▶ **Task to carry out**:
From the data that follows, copy every line holding the string "kind".

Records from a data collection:
--------------------------------------------------

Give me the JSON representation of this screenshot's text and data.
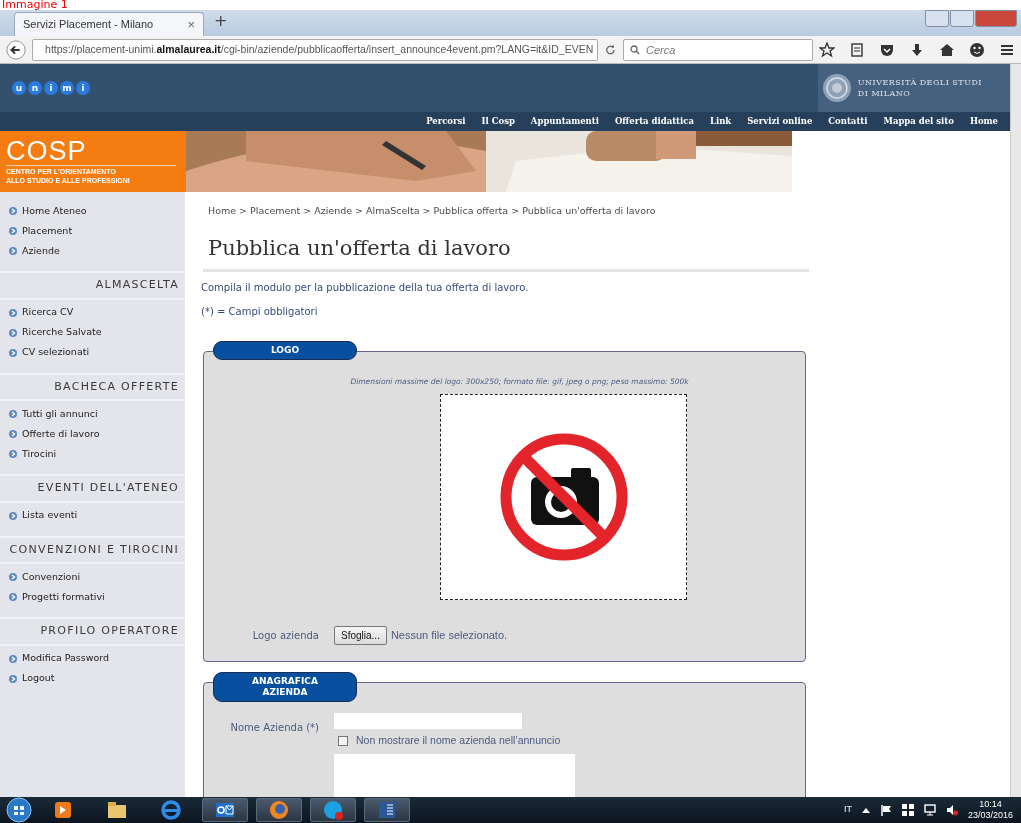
{
  "caption": "Immagine 1",
  "browser": {
    "tabs": [
      {
        "title": "Servizi Placement - Milano",
        "close": "×",
        "selected": true
      }
    ],
    "new_tab": "+",
    "url": "https://placement-unimi.**almalaurea.it**/cgi-bin/aziende/pubblicaofferta/insert_announce4event.pm?LANG=it&ID_EVEN",
    "search": {
      "placeholder": "Cerca"
    }
  },
  "header": {
    "logo_letters": [
      "u",
      "n",
      "i",
      "m",
      "i"
    ],
    "university": [
      "UNIVERSITÀ DEGLI STUDI",
      "DI MILANO"
    ]
  },
  "nav": [
    "Percorsi",
    "Il Cosp",
    "Appuntamenti",
    "Offerta didattica",
    "Link",
    "Servizi online",
    "Contatti",
    "Mappa del sito",
    "Home"
  ],
  "cosp": {
    "title": "COSP",
    "subtitle": [
      "CENTRO PER L'ORIENTAMENTO",
      "ALLO STUDIO E ALLE PROFESSIONI"
    ]
  },
  "sidebar": [
    {
      "items": [
        "Home Ateneo",
        "Placement",
        "Aziende"
      ]
    },
    {
      "heading": "ALMASCELTA",
      "items": [
        "Ricerca CV",
        "Ricerche Salvate",
        "CV selezionati"
      ]
    },
    {
      "heading": "BACHECA OFFERTE",
      "items": [
        "Tutti gli annunci",
        "Offerte di lavoro",
        "Tirocini"
      ]
    },
    {
      "heading": "EVENTI DELL'ATENEO",
      "items": [
        "Lista eventi"
      ]
    },
    {
      "heading": "CONVENZIONI E TIROCINI",
      "items": [
        "Convenzioni",
        "Progetti formativi"
      ]
    },
    {
      "heading": "PROFILO OPERATORE",
      "items": [
        "Modifica Password",
        "Logout"
      ]
    }
  ],
  "breadcrumb": "Home > Placement > Aziende > AlmaScelta > Pubblica offerta > Pubblica un'offerta di lavoro",
  "title": "Pubblica un'offerta di lavoro",
  "intro": "Compila il modulo per la pubblicazione della tua offerta di lavoro.",
  "required_note": "(*) = Campi obbligatori",
  "sections": [
    {
      "legend": "LOGO",
      "kind": "logo",
      "hint": "Dimensioni massime del logo: 300x250; formato file: gif, jpeg o png; peso massimo: 500k",
      "fields": [
        {
          "kind": "file",
          "label": "Logo azienda",
          "button": "Sfoglia...",
          "value": "Nessun file selezionato."
        }
      ]
    },
    {
      "legend": "ANAGRAFICA AZIENDA",
      "kind": "form",
      "fields": [
        {
          "kind": "text",
          "label": "Nome Azienda (*)",
          "checkbox": {
            "label": "Non mostrare il nome azienda nell’annuncio",
            "checked": false
          }
        },
        {
          "kind": "textarea"
        }
      ]
    }
  ],
  "taskbar": {
    "language": "IT",
    "time": "10:14",
    "date": "23/03/2016"
  }
}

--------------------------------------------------

▶ **Written response**:
      "kind": "logo",
          "kind": "file",
      "kind": "form",
          "kind": "text",
          "kind": "textarea"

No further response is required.